Peabody is the building, Jack is the dog, and I'm Dean J (she/her, btw).

There are fifteen years of posts here. The search box works well, but please consider the age of the posts when you find them. The college admission process changes over time!

You are welcome to use the comment section anonymously.

Welcome to the blog and thanks for reading!

Tuesday, October 20, 2015

Three Interesting Questions from the Fair Oaks Mall Fair

The always massive, usually chaotic Fairfax County Public Schools college fair was Sunday night at the Fair Oaks Mall. I don't know if this is because UVa was in a new location (the center of the mall instead of by a department store) or if attendance was down, but the fair wasn't as frenzied as it has been in years past. Instead of people shouting basic questions over the crowd (what's your SAT score? what's your average GPA?), we actually got to have some nice conversations with students and parents.

This fair always gives us insight into the issues that are on people's minds in one of the most densely populated areas of the state. Most of the questions were totally normal, but a few raised an eyebrow.

1. How many hours of community service do we need for UVa?

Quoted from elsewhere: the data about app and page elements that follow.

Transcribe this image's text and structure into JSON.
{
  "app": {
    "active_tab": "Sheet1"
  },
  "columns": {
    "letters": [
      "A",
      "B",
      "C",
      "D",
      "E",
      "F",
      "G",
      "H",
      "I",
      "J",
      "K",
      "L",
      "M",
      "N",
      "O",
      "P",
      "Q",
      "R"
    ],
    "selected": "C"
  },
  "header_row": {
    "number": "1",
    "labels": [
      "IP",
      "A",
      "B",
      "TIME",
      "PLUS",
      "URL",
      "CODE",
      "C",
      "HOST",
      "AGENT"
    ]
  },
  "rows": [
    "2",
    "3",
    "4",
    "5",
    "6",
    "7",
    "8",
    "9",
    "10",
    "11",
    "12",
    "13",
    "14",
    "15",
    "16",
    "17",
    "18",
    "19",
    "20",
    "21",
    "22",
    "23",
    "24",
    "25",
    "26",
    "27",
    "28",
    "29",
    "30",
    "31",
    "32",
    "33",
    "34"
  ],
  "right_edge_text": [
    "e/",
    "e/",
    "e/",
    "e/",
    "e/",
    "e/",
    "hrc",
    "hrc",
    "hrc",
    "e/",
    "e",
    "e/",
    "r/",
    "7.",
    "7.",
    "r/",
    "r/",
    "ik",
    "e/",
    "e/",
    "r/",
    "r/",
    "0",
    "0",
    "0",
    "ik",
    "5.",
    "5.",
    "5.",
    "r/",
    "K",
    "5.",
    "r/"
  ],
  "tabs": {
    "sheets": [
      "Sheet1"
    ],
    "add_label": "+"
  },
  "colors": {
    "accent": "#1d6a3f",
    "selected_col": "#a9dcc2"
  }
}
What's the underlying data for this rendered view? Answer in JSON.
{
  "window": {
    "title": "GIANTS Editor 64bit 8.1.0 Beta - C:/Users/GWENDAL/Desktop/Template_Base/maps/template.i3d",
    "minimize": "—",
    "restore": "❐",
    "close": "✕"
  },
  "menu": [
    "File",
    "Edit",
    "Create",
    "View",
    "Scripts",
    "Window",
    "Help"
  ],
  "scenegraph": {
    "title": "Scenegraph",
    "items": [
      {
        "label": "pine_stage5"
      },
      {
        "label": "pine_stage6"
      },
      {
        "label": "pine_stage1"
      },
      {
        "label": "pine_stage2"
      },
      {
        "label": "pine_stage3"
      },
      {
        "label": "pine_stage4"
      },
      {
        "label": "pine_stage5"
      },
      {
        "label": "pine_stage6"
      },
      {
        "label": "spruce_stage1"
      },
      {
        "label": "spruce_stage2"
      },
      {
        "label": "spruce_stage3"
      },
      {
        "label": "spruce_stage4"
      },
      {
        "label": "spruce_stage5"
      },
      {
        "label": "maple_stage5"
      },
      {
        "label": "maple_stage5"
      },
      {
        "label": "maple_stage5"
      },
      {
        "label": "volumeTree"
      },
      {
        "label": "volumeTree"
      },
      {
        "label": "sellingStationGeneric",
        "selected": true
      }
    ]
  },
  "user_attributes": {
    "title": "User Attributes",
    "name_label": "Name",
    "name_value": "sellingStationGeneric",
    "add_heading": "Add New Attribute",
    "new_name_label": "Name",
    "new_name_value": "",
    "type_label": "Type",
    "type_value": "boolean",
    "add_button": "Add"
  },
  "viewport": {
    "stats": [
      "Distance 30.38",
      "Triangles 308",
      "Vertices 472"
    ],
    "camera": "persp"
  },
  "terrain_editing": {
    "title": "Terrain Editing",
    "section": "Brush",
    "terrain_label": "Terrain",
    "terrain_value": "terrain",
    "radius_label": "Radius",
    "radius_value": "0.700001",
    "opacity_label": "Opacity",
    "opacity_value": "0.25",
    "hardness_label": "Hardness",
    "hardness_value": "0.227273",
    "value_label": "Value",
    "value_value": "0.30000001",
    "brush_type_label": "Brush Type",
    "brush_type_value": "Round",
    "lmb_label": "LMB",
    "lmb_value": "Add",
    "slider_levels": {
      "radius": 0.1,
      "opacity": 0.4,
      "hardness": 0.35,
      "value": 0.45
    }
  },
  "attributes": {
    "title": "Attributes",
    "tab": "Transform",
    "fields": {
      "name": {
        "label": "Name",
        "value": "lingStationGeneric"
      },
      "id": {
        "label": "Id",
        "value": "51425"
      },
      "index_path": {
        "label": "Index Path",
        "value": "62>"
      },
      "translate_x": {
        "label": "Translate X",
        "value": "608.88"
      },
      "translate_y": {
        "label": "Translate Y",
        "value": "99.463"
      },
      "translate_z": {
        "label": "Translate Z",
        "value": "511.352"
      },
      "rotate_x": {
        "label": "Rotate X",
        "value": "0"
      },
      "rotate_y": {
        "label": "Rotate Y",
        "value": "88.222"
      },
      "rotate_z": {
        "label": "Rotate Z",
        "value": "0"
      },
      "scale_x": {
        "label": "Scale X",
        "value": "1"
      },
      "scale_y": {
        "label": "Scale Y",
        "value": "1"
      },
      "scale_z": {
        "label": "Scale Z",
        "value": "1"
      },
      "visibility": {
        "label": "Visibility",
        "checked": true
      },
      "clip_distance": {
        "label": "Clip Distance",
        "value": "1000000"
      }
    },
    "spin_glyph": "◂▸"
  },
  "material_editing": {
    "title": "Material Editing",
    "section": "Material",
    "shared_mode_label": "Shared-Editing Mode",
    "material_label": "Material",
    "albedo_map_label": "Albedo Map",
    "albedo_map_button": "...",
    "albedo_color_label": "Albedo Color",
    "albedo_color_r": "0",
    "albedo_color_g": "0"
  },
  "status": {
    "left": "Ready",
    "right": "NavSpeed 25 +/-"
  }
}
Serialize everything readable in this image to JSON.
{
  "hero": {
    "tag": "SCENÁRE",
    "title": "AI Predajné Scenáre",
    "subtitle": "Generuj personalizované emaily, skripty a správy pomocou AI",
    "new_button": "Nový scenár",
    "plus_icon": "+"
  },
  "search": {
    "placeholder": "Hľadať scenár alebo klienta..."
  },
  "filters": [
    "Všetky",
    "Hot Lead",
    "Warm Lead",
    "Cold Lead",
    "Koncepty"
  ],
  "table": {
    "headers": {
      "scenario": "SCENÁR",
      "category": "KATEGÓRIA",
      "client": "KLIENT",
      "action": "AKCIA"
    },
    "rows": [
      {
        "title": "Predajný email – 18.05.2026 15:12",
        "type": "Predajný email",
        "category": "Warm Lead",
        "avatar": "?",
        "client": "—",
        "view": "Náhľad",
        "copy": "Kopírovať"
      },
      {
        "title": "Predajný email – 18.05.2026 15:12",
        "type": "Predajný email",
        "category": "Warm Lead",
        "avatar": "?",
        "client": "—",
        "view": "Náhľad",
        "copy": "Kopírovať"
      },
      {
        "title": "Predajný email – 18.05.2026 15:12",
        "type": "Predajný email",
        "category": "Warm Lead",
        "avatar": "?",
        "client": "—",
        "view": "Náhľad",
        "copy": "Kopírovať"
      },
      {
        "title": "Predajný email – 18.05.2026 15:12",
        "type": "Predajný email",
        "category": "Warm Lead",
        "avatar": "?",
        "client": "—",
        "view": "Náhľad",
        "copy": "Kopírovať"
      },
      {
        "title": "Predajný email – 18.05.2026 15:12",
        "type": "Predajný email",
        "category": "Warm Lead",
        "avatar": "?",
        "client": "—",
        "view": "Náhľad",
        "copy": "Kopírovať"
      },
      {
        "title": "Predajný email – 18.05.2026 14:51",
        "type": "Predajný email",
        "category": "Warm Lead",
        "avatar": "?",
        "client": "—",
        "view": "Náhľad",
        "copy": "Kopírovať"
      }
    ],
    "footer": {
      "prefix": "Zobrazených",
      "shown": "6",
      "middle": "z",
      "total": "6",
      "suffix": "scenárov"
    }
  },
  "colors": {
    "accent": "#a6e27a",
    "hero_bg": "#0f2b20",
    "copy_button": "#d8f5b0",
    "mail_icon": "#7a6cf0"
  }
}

 When I got this question from a dad, I realized that there are still people out there giving really bad advice to people about the college process. I don't think students and parents come up with a question like this on their own. Rather, they're told by someone who claims to know better that colleges want a certain number of volunteer hours on the activity sheet. Perhaps there is one out there, but I have never heard any admission officer state any sort of service requirement for admission. 

If service work is something you do, that's great. It is not required for admission to UVa, though. When it comes to your activities, there are no check lists and no preferred activities. We are looking to see that you will contribute to our community is some way.

2. Is a bad grade in a really tough course okay?

 One student asked a pretty standard question about course selection. She wondered whether it's better to take a top course and get a "bad grade" or to take a lower-level course and get an A. When I asked her to define a bad grade, her answer almost made me tear up. She said "a B+ or an A-." I was pretty shocked.

I think some of you are way too hard on yourselves. I think your ideas of weak credentials and my ideas of weak credentials are really, really different. It makes me wonder if there are students who don't even apply to their dream schools because they have convinced themselves that they aren't competitive for admission.

When we look at your transcript, we are looking at all four years of work. One grade doesn't derail an application. If we see a low grade, we look to the next semesters to see if the student has rebounded. I think it's smart to address a dip in grades if you have one due to illness, a family situation, a change in schools, etc.

3. What will the admit rate be for ______ High School this year?

I think this points to how someone is using admission statistics. Admission statistics are the result of the process. We don't start reading each year with a goal of having a certain admission rate or a certain testing statistic. The data can help you understand some of the characteristics of the incoming class from the prior year, but it doesn't tell you exactly what will happen in future admission seasons. The applicant pool can evolve over time.

Jack with members of the Class of 2019. Your admission process won't be exactly like theirs!